◆ Assignment
What lines below hold the string "Update"? Copy them all.

◆ Provided data
################
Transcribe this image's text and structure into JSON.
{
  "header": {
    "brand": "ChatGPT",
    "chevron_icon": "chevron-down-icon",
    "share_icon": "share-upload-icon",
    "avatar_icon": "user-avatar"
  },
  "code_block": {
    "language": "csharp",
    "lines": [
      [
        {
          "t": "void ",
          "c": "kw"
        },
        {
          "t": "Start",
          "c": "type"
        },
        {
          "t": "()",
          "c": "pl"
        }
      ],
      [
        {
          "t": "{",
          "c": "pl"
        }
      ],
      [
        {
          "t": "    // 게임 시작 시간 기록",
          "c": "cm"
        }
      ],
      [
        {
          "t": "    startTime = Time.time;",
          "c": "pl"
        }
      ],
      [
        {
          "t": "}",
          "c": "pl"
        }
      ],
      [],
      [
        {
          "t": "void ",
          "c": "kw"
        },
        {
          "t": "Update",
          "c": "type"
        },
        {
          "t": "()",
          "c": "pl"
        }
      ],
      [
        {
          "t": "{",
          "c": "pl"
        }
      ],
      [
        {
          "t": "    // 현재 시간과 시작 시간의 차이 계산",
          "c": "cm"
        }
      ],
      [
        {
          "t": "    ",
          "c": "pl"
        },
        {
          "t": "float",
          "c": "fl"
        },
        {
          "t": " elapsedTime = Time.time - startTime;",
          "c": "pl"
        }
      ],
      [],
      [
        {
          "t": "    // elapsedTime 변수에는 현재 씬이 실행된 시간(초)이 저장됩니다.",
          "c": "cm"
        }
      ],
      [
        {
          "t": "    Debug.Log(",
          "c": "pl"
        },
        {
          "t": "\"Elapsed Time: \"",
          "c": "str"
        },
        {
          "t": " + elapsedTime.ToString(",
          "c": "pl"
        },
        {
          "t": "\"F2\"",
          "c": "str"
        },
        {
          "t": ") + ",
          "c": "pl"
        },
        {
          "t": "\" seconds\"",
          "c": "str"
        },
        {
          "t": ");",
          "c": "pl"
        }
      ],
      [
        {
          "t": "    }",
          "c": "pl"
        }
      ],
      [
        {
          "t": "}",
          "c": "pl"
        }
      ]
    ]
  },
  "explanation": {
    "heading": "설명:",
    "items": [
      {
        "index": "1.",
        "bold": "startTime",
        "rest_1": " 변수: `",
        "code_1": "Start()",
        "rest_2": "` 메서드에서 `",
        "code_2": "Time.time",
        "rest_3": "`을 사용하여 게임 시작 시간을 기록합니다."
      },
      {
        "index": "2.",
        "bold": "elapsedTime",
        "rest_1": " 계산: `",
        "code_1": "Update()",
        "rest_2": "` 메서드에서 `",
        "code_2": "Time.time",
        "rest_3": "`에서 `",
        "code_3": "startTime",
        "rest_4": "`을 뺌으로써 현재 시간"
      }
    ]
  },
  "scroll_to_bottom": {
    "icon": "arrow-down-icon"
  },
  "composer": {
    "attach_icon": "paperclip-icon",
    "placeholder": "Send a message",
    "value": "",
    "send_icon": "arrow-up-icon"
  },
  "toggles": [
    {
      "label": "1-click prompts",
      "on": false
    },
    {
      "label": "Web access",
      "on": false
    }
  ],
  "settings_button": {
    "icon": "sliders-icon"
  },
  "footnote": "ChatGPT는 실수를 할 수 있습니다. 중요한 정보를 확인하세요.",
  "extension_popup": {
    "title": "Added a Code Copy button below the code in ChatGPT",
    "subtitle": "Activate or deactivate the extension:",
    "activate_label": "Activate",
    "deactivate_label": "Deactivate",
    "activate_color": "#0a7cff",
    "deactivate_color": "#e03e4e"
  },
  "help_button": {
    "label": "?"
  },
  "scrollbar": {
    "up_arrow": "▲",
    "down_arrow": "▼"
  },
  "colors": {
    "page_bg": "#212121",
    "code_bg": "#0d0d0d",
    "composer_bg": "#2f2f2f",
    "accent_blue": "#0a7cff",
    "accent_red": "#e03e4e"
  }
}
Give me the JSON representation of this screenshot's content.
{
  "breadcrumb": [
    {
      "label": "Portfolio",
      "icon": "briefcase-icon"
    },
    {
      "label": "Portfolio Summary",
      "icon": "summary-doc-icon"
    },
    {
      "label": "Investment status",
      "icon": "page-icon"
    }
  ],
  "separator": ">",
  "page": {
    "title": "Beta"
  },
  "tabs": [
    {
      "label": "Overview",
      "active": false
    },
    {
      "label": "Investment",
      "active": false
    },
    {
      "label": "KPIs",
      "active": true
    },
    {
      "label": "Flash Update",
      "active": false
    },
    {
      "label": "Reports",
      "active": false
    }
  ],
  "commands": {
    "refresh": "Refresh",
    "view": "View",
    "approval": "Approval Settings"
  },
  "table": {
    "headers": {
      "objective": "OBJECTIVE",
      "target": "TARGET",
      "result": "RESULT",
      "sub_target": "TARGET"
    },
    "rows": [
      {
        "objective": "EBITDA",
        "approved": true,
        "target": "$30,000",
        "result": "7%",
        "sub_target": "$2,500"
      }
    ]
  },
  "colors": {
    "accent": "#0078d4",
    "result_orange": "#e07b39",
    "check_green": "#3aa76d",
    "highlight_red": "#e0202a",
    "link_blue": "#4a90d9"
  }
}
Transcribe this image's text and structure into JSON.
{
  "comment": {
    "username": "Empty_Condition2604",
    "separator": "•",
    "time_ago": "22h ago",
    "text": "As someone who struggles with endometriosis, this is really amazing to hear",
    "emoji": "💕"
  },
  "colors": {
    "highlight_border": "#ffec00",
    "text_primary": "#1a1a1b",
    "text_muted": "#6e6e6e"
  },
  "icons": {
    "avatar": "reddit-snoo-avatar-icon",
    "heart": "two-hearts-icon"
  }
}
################
◆ Response
          "t": "Update",
        "code_1": "Update()",
      "label": "Flash Update",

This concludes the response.